*** Opening Information given ***

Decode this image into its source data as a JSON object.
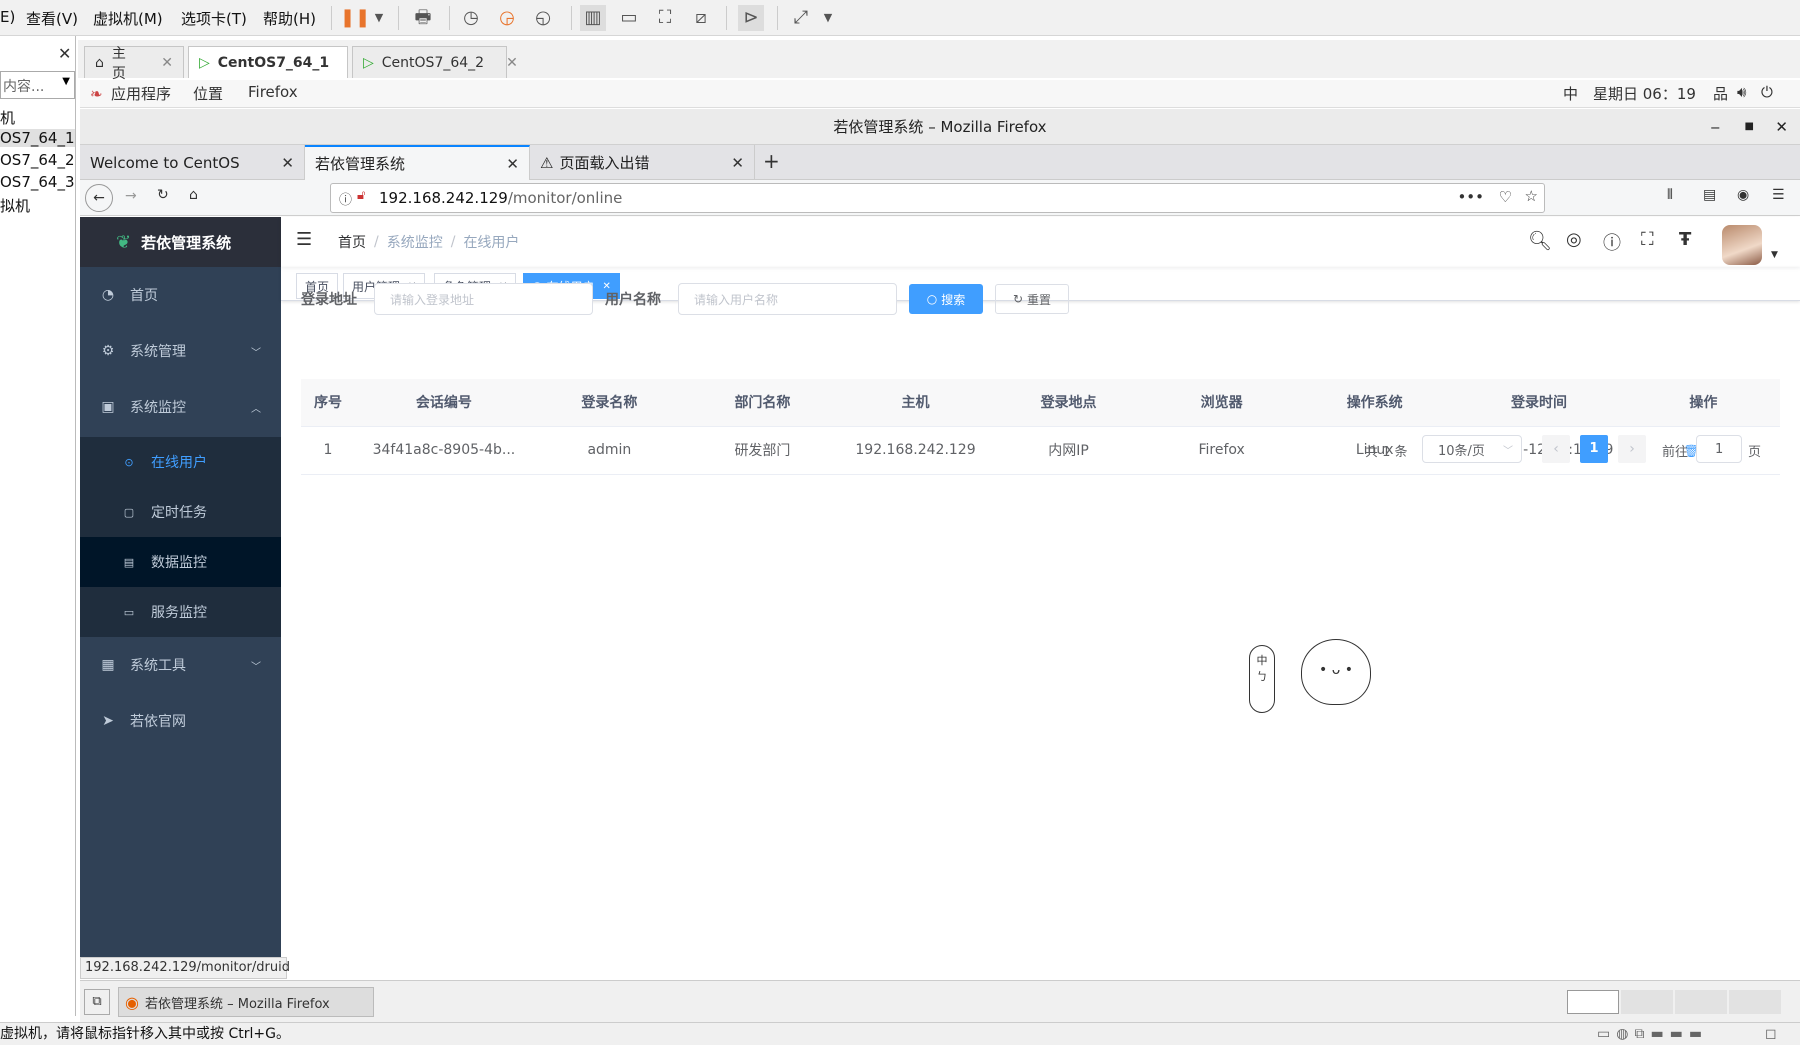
{
  "vm": {
    "menu": [
      "E)",
      "查看(V)",
      "虚拟机(M)",
      "选项卡(T)",
      "帮助(H)"
    ],
    "library": {
      "search_placeholder": "内容...",
      "items": [
        "机",
        "OS7_64_1",
        "OS7_64_2",
        "OS7_64_3",
        "拟机"
      ]
    },
    "tabs": [
      {
        "label": "主页"
      },
      {
        "label": "CentOS7_64_1"
      },
      {
        "label": "CentOS7_64_2"
      }
    ],
    "status_text": "虚拟机，请将鼠标指针移入其中或按 Ctrl+G。"
  },
  "gnome": {
    "apps": "应用程序",
    "places": "位置",
    "firefox": "Firefox",
    "ime": "中",
    "clock": "星期日 06：19",
    "task_label": "若依管理系统 – Mozilla Firefox"
  },
  "firefox": {
    "title": "若依管理系统 – Mozilla Firefox",
    "tabs": [
      {
        "label": "Welcome to CentOS"
      },
      {
        "label": "若依管理系统"
      },
      {
        "label": "页面载入出错"
      }
    ],
    "url_host": "192.168.242.129",
    "url_path": "/monitor/online",
    "status_url": "192.168.242.129/monitor/druid"
  },
  "app": {
    "logo": "若依管理系统",
    "menu": {
      "home": "首页",
      "system": "系统管理",
      "monitor": "系统监控",
      "sub": [
        "在线用户",
        "定时任务",
        "数据监控",
        "服务监控"
      ],
      "tools": "系统工具",
      "site": "若依官网"
    },
    "breadcrumb": [
      "首页",
      "系统监控",
      "在线用户"
    ],
    "tags": [
      {
        "label": "首页"
      },
      {
        "label": "用户管理"
      },
      {
        "label": "角色管理"
      },
      {
        "label": "在线用户"
      }
    ],
    "search": {
      "ip_label": "登录地址",
      "ip_placeholder": "请输入登录地址",
      "user_label": "用户名称",
      "user_placeholder": "请输入用户名称",
      "search_btn": "搜索",
      "reset_btn": "重置"
    },
    "table": {
      "headers": [
        "序号",
        "会话编号",
        "登录名称",
        "部门名称",
        "主机",
        "登录地点",
        "浏览器",
        "操作系统",
        "登录时间",
        "操作"
      ],
      "rows": [
        {
          "no": "1",
          "session": "34f41a8c-8905-4b...",
          "login": "admin",
          "dept": "研发部门",
          "host": "192.168.242.129",
          "location": "内网IP",
          "browser": "Firefox",
          "os": "Linux",
          "time": "2020-07-12 06:18:39",
          "action": "强退"
        }
      ]
    },
    "pager": {
      "total": "共 1 条",
      "size": "10条/页",
      "current": "1",
      "goto": "前往",
      "goto_value": "1",
      "page_suffix": "页"
    },
    "widget": {
      "chars": [
        "中",
        "ㄅ"
      ]
    }
  }
}
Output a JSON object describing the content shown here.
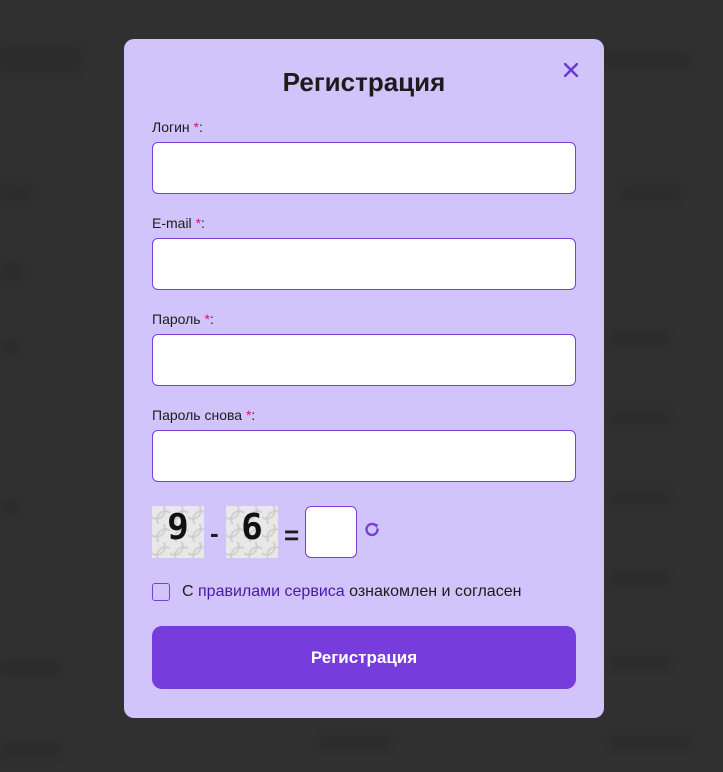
{
  "modal": {
    "title": "Регистрация",
    "close_icon": "close-icon",
    "fields": [
      {
        "label": "Логин",
        "required_mark": "*",
        "suffix": ":",
        "value": ""
      },
      {
        "label": "E-mail",
        "required_mark": "*",
        "suffix": ":",
        "value": ""
      },
      {
        "label": "Пароль",
        "required_mark": "*",
        "suffix": ":",
        "value": ""
      },
      {
        "label": "Пароль снова",
        "required_mark": "*",
        "suffix": ":",
        "value": ""
      }
    ],
    "captcha": {
      "operand1": "9",
      "operator": "-",
      "operand2": "6",
      "equals": "=",
      "answer": "",
      "refresh_icon": "refresh-icon"
    },
    "agreement": {
      "prefix": "С",
      "link_text": "правилами сервиса",
      "suffix": "ознакомлен и согласен",
      "checked": false
    },
    "submit_label": "Регистрация"
  },
  "colors": {
    "accent": "#763ddc",
    "modal_bg": "#d0c4fb",
    "required": "#c0206a"
  }
}
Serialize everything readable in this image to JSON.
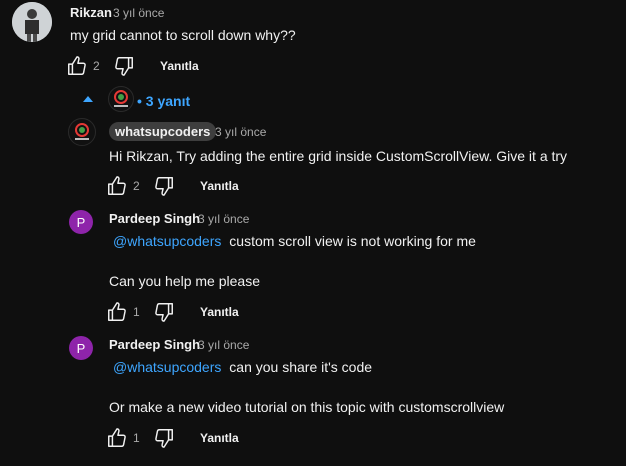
{
  "comment": {
    "author": "Rikzan",
    "time": "3 yıl önce",
    "text": "my grid cannot to scroll down why??",
    "likes": "2",
    "reply_label": "Yanıtla"
  },
  "replies_toggle": {
    "label": "3 yanıt",
    "dot": "•"
  },
  "replies": [
    {
      "author": "whatsupcoders",
      "time": "3 yıl önce",
      "text": "Hi Rikzan, Try adding the entire grid inside CustomScrollView. Give it a try",
      "likes": "2",
      "reply_label": "Yanıtla"
    },
    {
      "author": "Pardeep Singh",
      "avatar_letter": "P",
      "time": "3 yıl önce",
      "mention": "@whatsupcoders",
      "text": "custom scroll view is not working for me",
      "text2": "Can you help me please",
      "likes": "1",
      "reply_label": "Yanıtla"
    },
    {
      "author": "Pardeep Singh",
      "avatar_letter": "P",
      "time": "3 yıl önce",
      "mention": "@whatsupcoders",
      "text": "can you share it's code",
      "text2": "Or make a new video tutorial on this topic with customscrollview",
      "likes": "1",
      "reply_label": "Yanıtla"
    }
  ],
  "colors": {
    "background": "#0f0f0f",
    "link": "#3ea6ff",
    "avatar_p": "#8e24aa"
  }
}
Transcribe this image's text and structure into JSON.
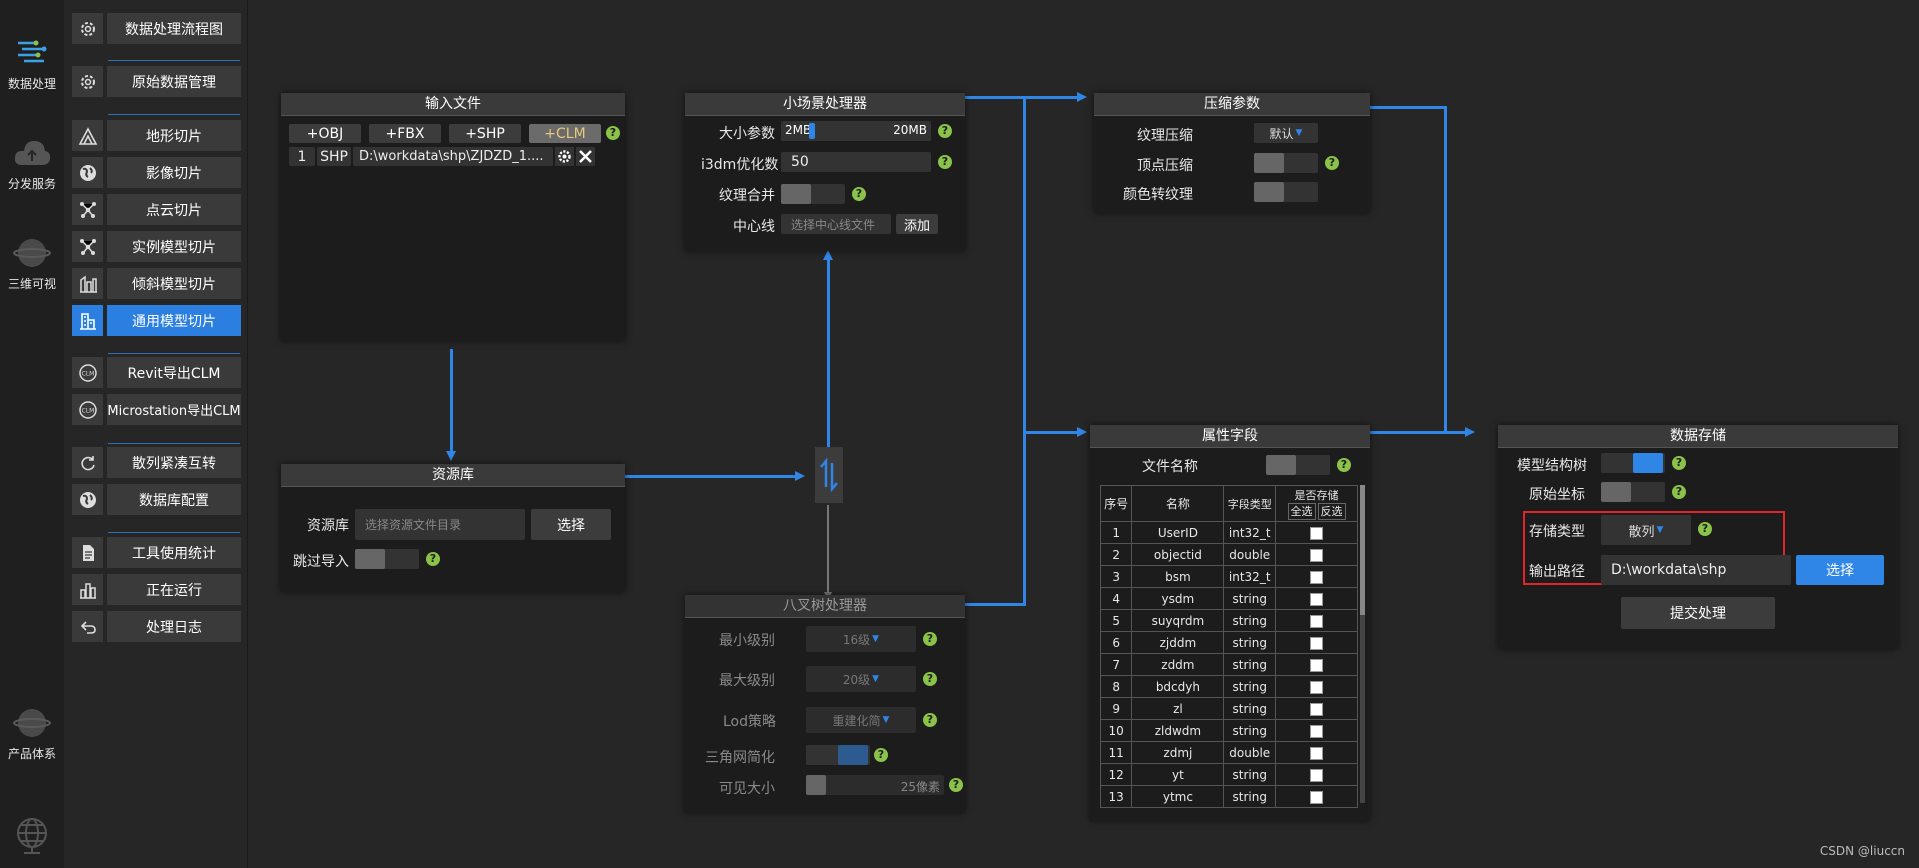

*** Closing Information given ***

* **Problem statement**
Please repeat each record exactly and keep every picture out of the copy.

* **Result of this task**
Decode this image into its source data as a JSON object.
{
  "vm": {
    "menu": [
      "E)",
      "查看(V)",
      "虚拟机(M)",
      "选项卡(T)",
      "帮助(H)"
    ],
    "library": {
      "search_placeholder": "内容...",
      "items": [
        "机",
        "OS7_64_1",
        "OS7_64_2",
        "OS7_64_3",
        "拟机"
      ]
    },
    "tabs": [
      {
        "label": "主页"
      },
      {
        "label": "CentOS7_64_1"
      },
      {
        "label": "CentOS7_64_2"
      }
    ],
    "status_text": "虚拟机，请将鼠标指针移入其中或按 Ctrl+G。"
  },
  "gnome": {
    "apps": "应用程序",
    "places": "位置",
    "firefox": "Firefox",
    "ime": "中",
    "clock": "星期日 06：19",
    "task_label": "若依管理系统 – Mozilla Firefox"
  },
  "firefox": {
    "title": "若依管理系统 – Mozilla Firefox",
    "tabs": [
      {
        "label": "Welcome to CentOS"
      },
      {
        "label": "若依管理系统"
      },
      {
        "label": "页面载入出错"
      }
    ],
    "url_host": "192.168.242.129",
    "url_path": "/monitor/online",
    "status_url": "192.168.242.129/monitor/druid"
  },
  "app": {
    "logo": "若依管理系统",
    "menu": {
      "home": "首页",
      "system": "系统管理",
      "monitor": "系统监控",
      "sub": [
        "在线用户",
        "定时任务",
        "数据监控",
        "服务监控"
      ],
      "tools": "系统工具",
      "site": "若依官网"
    },
    "breadcrumb": [
      "首页",
      "系统监控",
      "在线用户"
    ],
    "tags": [
      {
        "label": "首页"
      },
      {
        "label": "用户管理"
      },
      {
        "label": "角色管理"
      },
      {
        "label": "在线用户"
      }
    ],
    "search": {
      "ip_label": "登录地址",
      "ip_placeholder": "请输入登录地址",
      "user_label": "用户名称",
      "user_placeholder": "请输入用户名称",
      "search_btn": "搜索",
      "reset_btn": "重置"
    },
    "table": {
      "headers": [
        "序号",
        "会话编号",
        "登录名称",
        "部门名称",
        "主机",
        "登录地点",
        "浏览器",
        "操作系统",
        "登录时间",
        "操作"
      ],
      "rows": [
        {
          "no": "1",
          "session": "34f41a8c-8905-4b...",
          "login": "admin",
          "dept": "研发部门",
          "host": "192.168.242.129",
          "location": "内网IP",
          "browser": "Firefox",
          "os": "Linux",
          "time": "2020-07-12 06:18:39",
          "action": "强退"
        }
      ]
    },
    "pager": {
      "total": "共 1 条",
      "size": "10条/页",
      "current": "1",
      "goto": "前往",
      "goto_value": "1",
      "page_suffix": "页"
    },
    "widget": {
      "chars": [
        "中",
        "ㄅ"
      ]
    }
  }
}
Output a JSON object describing the content shown here.
{
  "modal": {
    "title": "Регистрация",
    "close_icon": "close-icon",
    "fields": [
      {
        "label": "Логин",
        "required_mark": "*",
        "suffix": ":",
        "value": ""
      },
      {
        "label": "E-mail",
        "required_mark": "*",
        "suffix": ":",
        "value": ""
      },
      {
        "label": "Пароль",
        "required_mark": "*",
        "suffix": ":",
        "value": ""
      },
      {
        "label": "Пароль снова",
        "required_mark": "*",
        "suffix": ":",
        "value": ""
      }
    ],
    "captcha": {
      "operand1": "9",
      "operator": "-",
      "operand2": "6",
      "equals": "=",
      "answer": "",
      "refresh_icon": "refresh-icon"
    },
    "agreement": {
      "prefix": "С",
      "link_text": "правилами сервиса",
      "suffix": "ознакомлен и согласен",
      "checked": false
    },
    "submit_label": "Регистрация"
  },
  "colors": {
    "accent": "#763ddc",
    "modal_bg": "#d0c4fb",
    "required": "#c0206a"
  }
}
Serialize everything readable in this image to JSON.
{
  "comment": {
    "author": "Rikzan",
    "time": "3 yıl önce",
    "text": "my grid cannot to scroll down why??",
    "likes": "2",
    "reply_label": "Yanıtla"
  },
  "replies_toggle": {
    "label": "3 yanıt",
    "dot": "•"
  },
  "replies": [
    {
      "author": "whatsupcoders",
      "time": "3 yıl önce",
      "text": "Hi Rikzan, Try adding the entire grid inside CustomScrollView. Give it a try",
      "likes": "2",
      "reply_label": "Yanıtla"
    },
    {
      "author": "Pardeep Singh",
      "avatar_letter": "P",
      "time": "3 yıl önce",
      "mention": "@whatsupcoders",
      "text": "custom scroll view is not working for me",
      "text2": "Can you help me please",
      "likes": "1",
      "reply_label": "Yanıtla"
    },
    {
      "author": "Pardeep Singh",
      "avatar_letter": "P",
      "time": "3 yıl önce",
      "mention": "@whatsupcoders",
      "text": "can you share it's code",
      "text2": "Or make a new video tutorial on this topic with customscrollview",
      "likes": "1",
      "reply_label": "Yanıtla"
    }
  ],
  "colors": {
    "background": "#0f0f0f",
    "link": "#3ea6ff",
    "avatar_p": "#8e24aa"
  }
}
Transcribe this image's text and structure into JSON.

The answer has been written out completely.